Records from a data source:
↓↓↓

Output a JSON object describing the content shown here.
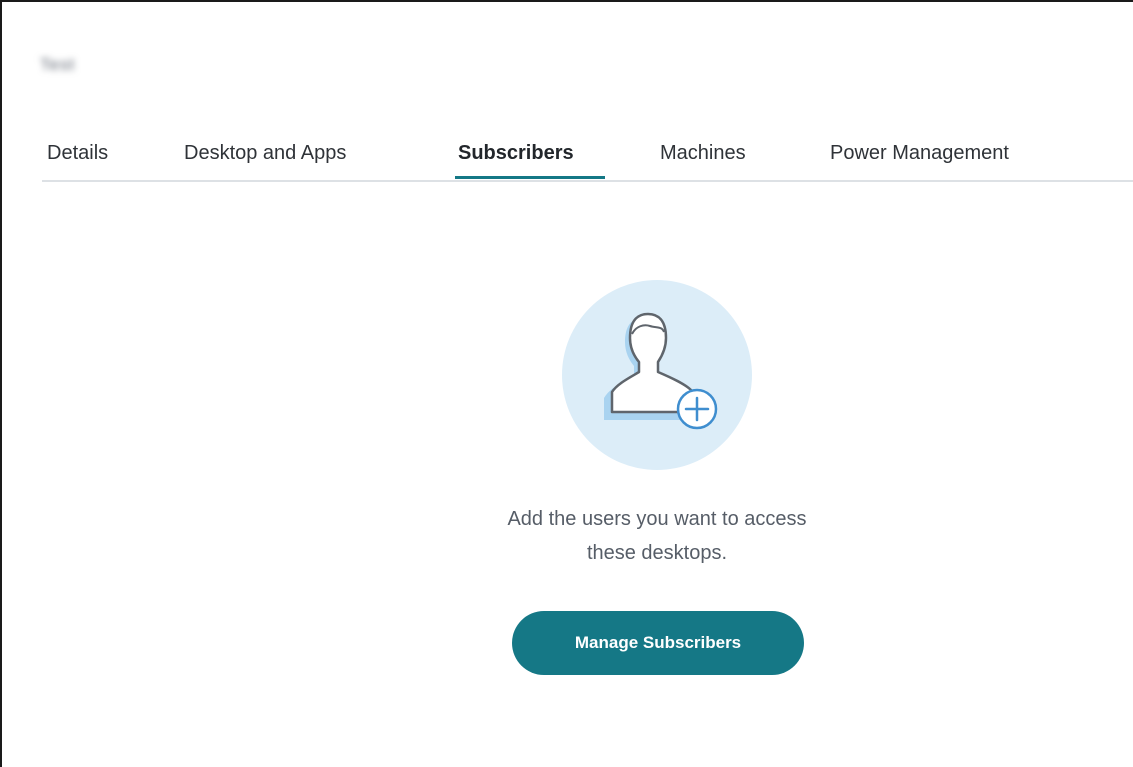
{
  "page": {
    "title": "Test"
  },
  "tabs": [
    {
      "label": "Details",
      "active": false
    },
    {
      "label": "Desktop and Apps",
      "active": false
    },
    {
      "label": "Subscribers",
      "active": true
    },
    {
      "label": "Machines",
      "active": false
    },
    {
      "label": "Power Management",
      "active": false
    }
  ],
  "empty_state": {
    "icon": "add-user-icon",
    "message_line1": "Add the users you want to access",
    "message_line2": "these desktops.",
    "button_label": "Manage Subscribers"
  },
  "colors": {
    "accent": "#147886",
    "button_bg": "#157886",
    "illustration_circle": "#dcedf8",
    "illustration_shadow": "#a9d3f0"
  }
}
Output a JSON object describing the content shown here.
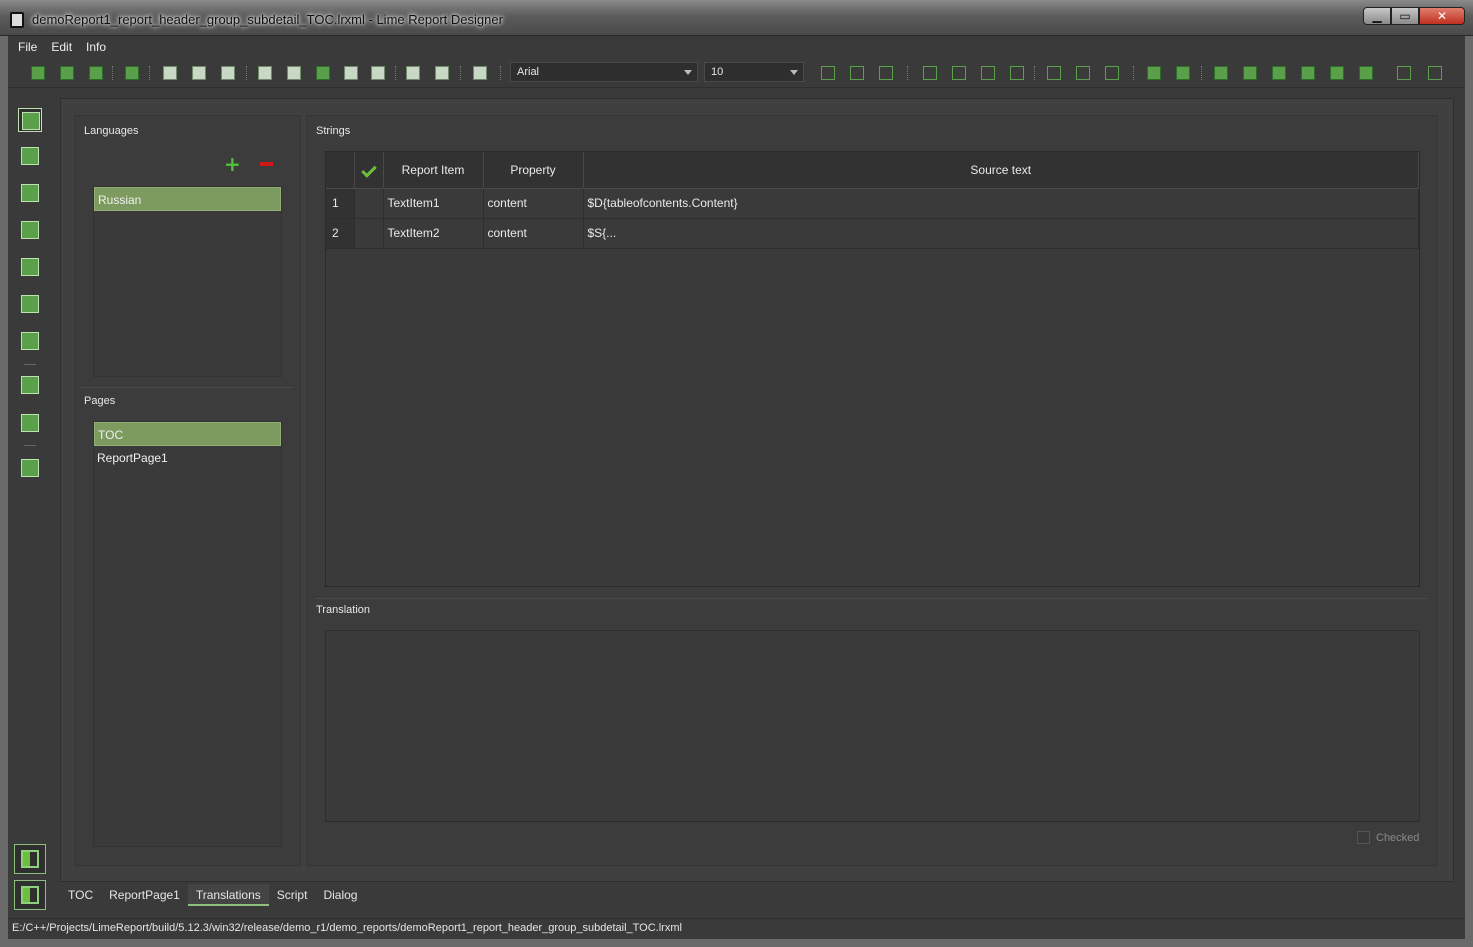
{
  "window": {
    "title": "demoReport1_report_header_group_subdetail_TOC.lrxml - Lime Report Designer",
    "minimize": "▁",
    "maximize": "▭",
    "close": "✕"
  },
  "menu": [
    "File",
    "Edit",
    "Info"
  ],
  "toolbar": {
    "font_family": "Arial",
    "font_size": "10"
  },
  "languages": {
    "label": "Languages",
    "add": "+",
    "items": [
      "Russian"
    ],
    "selected": "Russian"
  },
  "pages": {
    "label": "Pages",
    "items": [
      "TOC",
      "ReportPage1"
    ],
    "selected": "TOC"
  },
  "strings": {
    "label": "Strings",
    "columns": [
      "",
      "Report Item",
      "Property",
      "Source text"
    ],
    "rows": [
      {
        "num": "1",
        "item": "TextItem1",
        "property": "content",
        "source": "$D{tableofcontents.Content}"
      },
      {
        "num": "2",
        "item": "TextItem2",
        "property": "content",
        "source": "$S{..."
      }
    ]
  },
  "translation": {
    "label": "Translation",
    "checked_label": "Checked",
    "checked": false
  },
  "tabs": [
    "TOC",
    "ReportPage1",
    "Translations",
    "Script",
    "Dialog"
  ],
  "active_tab": "Translations",
  "status": "E:/C++/Projects/LimeReport/build/5.12.3/win32/release/demo_r1/demo_reports/demoReport1_report_header_group_subdetail_TOC.lrxml",
  "colors": {
    "accent": "#7d9a5f",
    "icon_green": "#5aa04a",
    "remove_red": "#d01818",
    "background": "#3a3a3a"
  }
}
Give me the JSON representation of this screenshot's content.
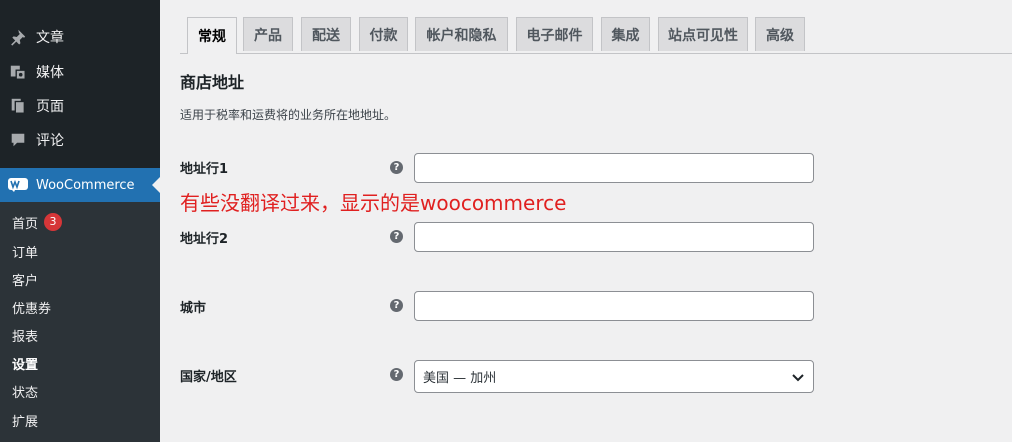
{
  "sidebar": {
    "menu": [
      {
        "label": "文章",
        "icon": "pushpin-icon"
      },
      {
        "label": "媒体",
        "icon": "media-icon"
      },
      {
        "label": "页面",
        "icon": "pages-icon"
      },
      {
        "label": "评论",
        "icon": "comment-icon"
      }
    ],
    "woocommerce": {
      "label": "WooCommerce",
      "icon": "woo-logo-icon"
    },
    "submenu": [
      {
        "label": "首页",
        "badge": "3"
      },
      {
        "label": "订单"
      },
      {
        "label": "客户"
      },
      {
        "label": "优惠券"
      },
      {
        "label": "报表"
      },
      {
        "label": "设置",
        "current": true
      },
      {
        "label": "状态"
      },
      {
        "label": "扩展"
      }
    ]
  },
  "tabs": [
    {
      "label": "常规",
      "active": true
    },
    {
      "label": "产品"
    },
    {
      "label": "配送"
    },
    {
      "label": "付款"
    },
    {
      "label": "帐户和隐私"
    },
    {
      "label": "电子邮件"
    },
    {
      "label": "集成"
    },
    {
      "label": "站点可见性"
    },
    {
      "label": "高级"
    }
  ],
  "section": {
    "title": "商店地址",
    "description": "适用于税率和运费将的业务所在地地址。"
  },
  "fields": {
    "address1": {
      "label": "地址行1",
      "value": ""
    },
    "address2": {
      "label": "地址行2",
      "value": ""
    },
    "city": {
      "label": "城市",
      "value": ""
    },
    "country": {
      "label": "国家/地区",
      "value": "美国 — 加州"
    }
  },
  "help_glyph": "?",
  "annotation": "有些没翻译过来，显示的是woocommerce",
  "colors": {
    "sidebar_bg": "#1d2327",
    "submenu_bg": "#2c3338",
    "accent": "#2271b1",
    "badge": "#d63638",
    "annotation": "#e02020"
  }
}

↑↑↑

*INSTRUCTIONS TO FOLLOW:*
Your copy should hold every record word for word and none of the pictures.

*EXPECTED OUTPUT:*
Output a JSON object describing the content shown here.
{
  "page": {
    "title": "Test"
  },
  "tabs": [
    {
      "label": "Details",
      "active": false
    },
    {
      "label": "Desktop and Apps",
      "active": false
    },
    {
      "label": "Subscribers",
      "active": true
    },
    {
      "label": "Machines",
      "active": false
    },
    {
      "label": "Power Management",
      "active": false
    }
  ],
  "empty_state": {
    "icon": "add-user-icon",
    "message_line1": "Add the users you want to access",
    "message_line2": "these desktops.",
    "button_label": "Manage Subscribers"
  },
  "colors": {
    "accent": "#147886",
    "button_bg": "#157886",
    "illustration_circle": "#dcedf8",
    "illustration_shadow": "#a9d3f0"
  }
}
Output a JSON object describing the content shown here.
{
  "window": {
    "title": "demoReport1_report_header_group_subdetail_TOC.lrxml - Lime Report Designer",
    "minimize": "▁",
    "maximize": "▭",
    "close": "✕"
  },
  "menu": [
    "File",
    "Edit",
    "Info"
  ],
  "toolbar": {
    "font_family": "Arial",
    "font_size": "10"
  },
  "languages": {
    "label": "Languages",
    "add": "+",
    "items": [
      "Russian"
    ],
    "selected": "Russian"
  },
  "pages": {
    "label": "Pages",
    "items": [
      "TOC",
      "ReportPage1"
    ],
    "selected": "TOC"
  },
  "strings": {
    "label": "Strings",
    "columns": [
      "",
      "Report Item",
      "Property",
      "Source text"
    ],
    "rows": [
      {
        "num": "1",
        "item": "TextItem1",
        "property": "content",
        "source": "$D{tableofcontents.Content}"
      },
      {
        "num": "2",
        "item": "TextItem2",
        "property": "content",
        "source": "$S{..."
      }
    ]
  },
  "translation": {
    "label": "Translation",
    "checked_label": "Checked",
    "checked": false
  },
  "tabs": [
    "TOC",
    "ReportPage1",
    "Translations",
    "Script",
    "Dialog"
  ],
  "active_tab": "Translations",
  "status": "E:/C++/Projects/LimeReport/build/5.12.3/win32/release/demo_r1/demo_reports/demoReport1_report_header_group_subdetail_TOC.lrxml",
  "colors": {
    "accent": "#7d9a5f",
    "icon_green": "#5aa04a",
    "remove_red": "#d01818",
    "background": "#3a3a3a"
  }
}
Give me the JSON representation of this screenshot's content.
{
  "sidebar": {
    "menu": [
      {
        "label": "文章",
        "icon": "pushpin-icon"
      },
      {
        "label": "媒体",
        "icon": "media-icon"
      },
      {
        "label": "页面",
        "icon": "pages-icon"
      },
      {
        "label": "评论",
        "icon": "comment-icon"
      }
    ],
    "woocommerce": {
      "label": "WooCommerce",
      "icon": "woo-logo-icon"
    },
    "submenu": [
      {
        "label": "首页",
        "badge": "3"
      },
      {
        "label": "订单"
      },
      {
        "label": "客户"
      },
      {
        "label": "优惠券"
      },
      {
        "label": "报表"
      },
      {
        "label": "设置",
        "current": true
      },
      {
        "label": "状态"
      },
      {
        "label": "扩展"
      }
    ]
  },
  "tabs": [
    {
      "label": "常规",
      "active": true
    },
    {
      "label": "产品"
    },
    {
      "label": "配送"
    },
    {
      "label": "付款"
    },
    {
      "label": "帐户和隐私"
    },
    {
      "label": "电子邮件"
    },
    {
      "label": "集成"
    },
    {
      "label": "站点可见性"
    },
    {
      "label": "高级"
    }
  ],
  "section": {
    "title": "商店地址",
    "description": "适用于税率和运费将的业务所在地地址。"
  },
  "fields": {
    "address1": {
      "label": "地址行1",
      "value": ""
    },
    "address2": {
      "label": "地址行2",
      "value": ""
    },
    "city": {
      "label": "城市",
      "value": ""
    },
    "country": {
      "label": "国家/地区",
      "value": "美国 — 加州"
    }
  },
  "help_glyph": "?",
  "annotation": "有些没翻译过来，显示的是woocommerce",
  "colors": {
    "sidebar_bg": "#1d2327",
    "submenu_bg": "#2c3338",
    "accent": "#2271b1",
    "badge": "#d63638",
    "annotation": "#e02020"
  }
}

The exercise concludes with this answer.